As 2016 comes to a close, we’ve begun looking at what trends will dominate content marketing and PR in 2017. Live video is certainly one to watch, especially since it will account for 69% of all consumer internet traffic next year. Facebook has been tweaking its algorithms to favour video content since early spring. With the launch of Facebook Live this year, the social network made it clear that these videos will receive more organic reach than video content hosted elsewhere. They haven’t left us much choice.
Facebook has been tweaking its algorithms to favour video content since early spring. With the launch of Facebook Live this year, the social network made it clear that these videos will receive more organic reach than video content hosted elsewhere. They haven’t left us much choice.
Here’s a look at our content strategist, James Rubec, taking part in a live Q&A with Adrienne Arsenault from CBC. The pair discussed the influence of bots, trends in online conversations and the importance of social media in politics today, while taking questions from viewers from Facebook.
If you want your video content to receive any views at all on this platform, get using Facebook Live. Here are some items to keep top of mind:
Plan your Facebook Live video content just as you would any other content in your marketing strategy. Add these videos to your editorial calendar so you can see how they will shape your content marketing strategy as a whole, and where and when you can promote the broadcast on your other channels. Don’t post a Facebook Live video if it’s going to compete with or cannibalize another initiative.
Have a purpose
Always have a reason to go Live, and think like a producer to layout the game plan for your video. Write a script, know how long the video will be, how the presenter will transition from point to point and how you’ll manage questions from viewers.
Treat the live broadcast as you would treat an event: let people know the details of the broadcast in advance and invite them to watch. Promote your live broadcast on your blog, Twitter and of course on your Facebook page itself to you spread the word!

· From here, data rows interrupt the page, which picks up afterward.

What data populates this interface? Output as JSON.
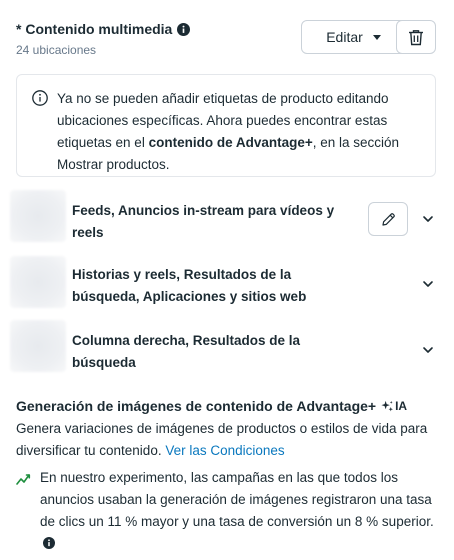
{
  "section": {
    "title": "* Contenido multimedia",
    "locations_count": "24 ubicaciones",
    "edit_label": "Editar"
  },
  "notice": {
    "text_before": "Ya no se pueden añadir etiquetas de producto editando ubicaciones específicas. Ahora puedes encontrar estas etiquetas en el ",
    "text_bold": "contenido de Advantage+",
    "text_after": ", en la sección Mostrar productos."
  },
  "placements": [
    {
      "label": "Feeds, Anuncios in-stream para vídeos y reels"
    },
    {
      "label": "Historias y reels, Resultados de la búsqueda, Aplicaciones y sitios web"
    },
    {
      "label": "Columna derecha, Resultados de la búsqueda"
    }
  ],
  "generation": {
    "title": "Generación de imágenes de contenido de Advantage+",
    "ai_label": "IA",
    "description": "Genera variaciones de imágenes de productos o estilos de vida para diversificar tu contenido.",
    "link_text": "Ver las Condiciones",
    "experiment_text": "En nuestro experimento, las campañas en las que todos los anuncios usaban la generación de imágenes registraron una tasa de clics un 11 % mayor y una tasa de conversión un 8 % superior."
  },
  "colors": {
    "text": "#1c2b33",
    "secondary": "#67788a",
    "link": "#0a78be",
    "border": "#cbd2d9",
    "success": "#1e8e3e"
  },
  "icons": [
    "info-icon",
    "chevron-down-icon",
    "trash-icon",
    "pencil-icon",
    "sparkle-icon",
    "trend-icon"
  ]
}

You do not have the luxury of retakes on live video, so be sure to practice beforehand. Don’t wing it or you run the risk of looking unprepared, unpolished and worse, lazy. Show your audience you’re willing to put in good effort. Filming the segment on your smartphone prior to the live broadcast will allow you to get used to seeing and hearing yourself on camera and adjust lighting, location or even your outfit, to ensure the best viewer experience. Remember to keep the camera steady. Nothing looks more amateur than a wobbly video frame!
Make your video a little longer

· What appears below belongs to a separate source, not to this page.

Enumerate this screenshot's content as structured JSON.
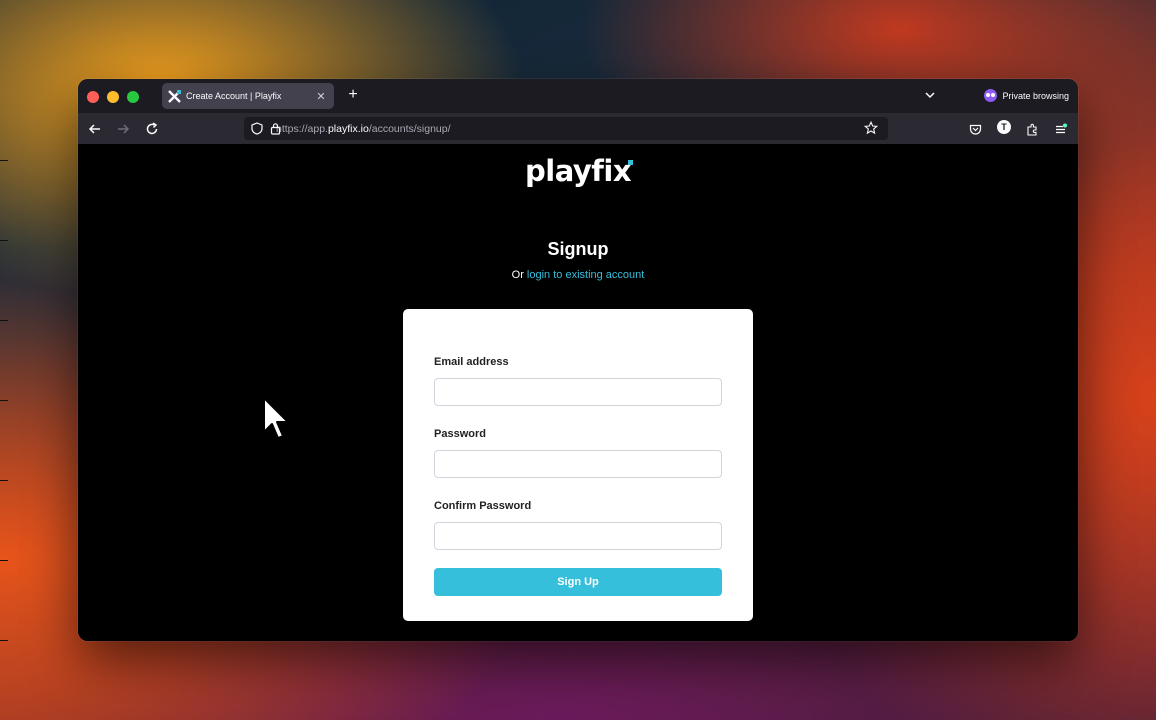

Facebook Live broadcasts can be a little longer than a typical prepared video, because audiences may need a little more time to discover, tune in and engage with your video. If it is only 30 seconds long, you risk missing viewer who hadn’t noticed you yet. Remember, your audience has come to Facebook for their own purposes – to post an update or react to a friend’s update – and when they’re finished that, they may choose to see what you’re doing. The maximum length of a Facebook Live post is 90 minutes, with the social network recommending going live for at least 10 minutes.
This is contrary to prepared videos, which need to be compelling right from the start to attract and keep audiences watching – and which need to be kept tight to ensure important messages are not missed as viewers click away.

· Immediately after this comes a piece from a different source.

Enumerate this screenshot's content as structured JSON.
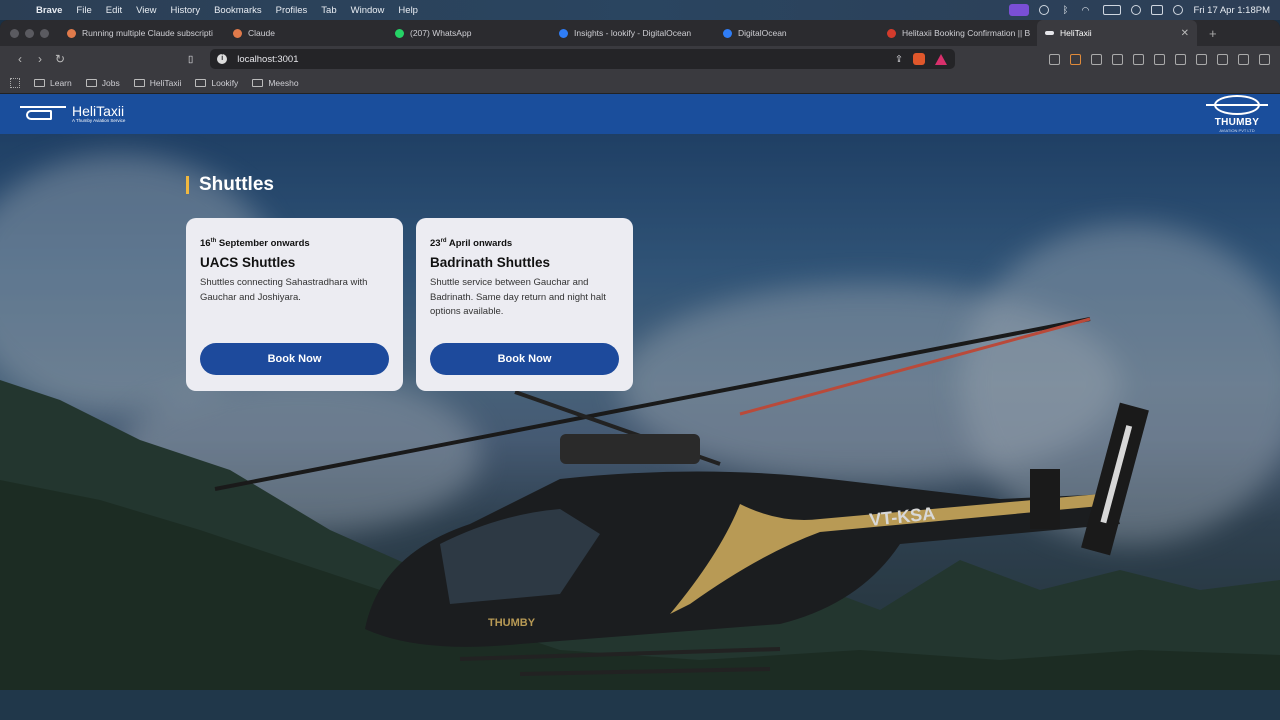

Make your content exclusive to Facebook Live
To encourage views to check out your Live video, Facebook recommends using the platform for exclusive content. Viewers are more likely to check out your Live video when they know they won’t be able to view it anywhere else.
An interesting approach is to create a series, such as the series “Tipsy Tricks” hosted by the beauty brand, Benefit. Every Thursday at 4.15pm, a new episode goes live. Locking down a set time works well, according to host Laura Vanderkam, because it capitalizes on existing TV watching behaviour, where viewers get used to tuning in at the same time each week. Consider viewer habits when experimenting with Facebook Live.
Analyze your results
It may take a while for your audience to discover that you use Facebook Live. Track, as best you can, how they’re finding you and modify your promotion accordingly. Tweak, test and edit your video length, description and time slot to see what works best for your audience. Of course, while the goal is for viewers to watch your broadcast live, the video content is also archived on your page and will still accrue views over time. The insights tab on your Facebook page will detail all of the results so you can optimize your Live posts going forward.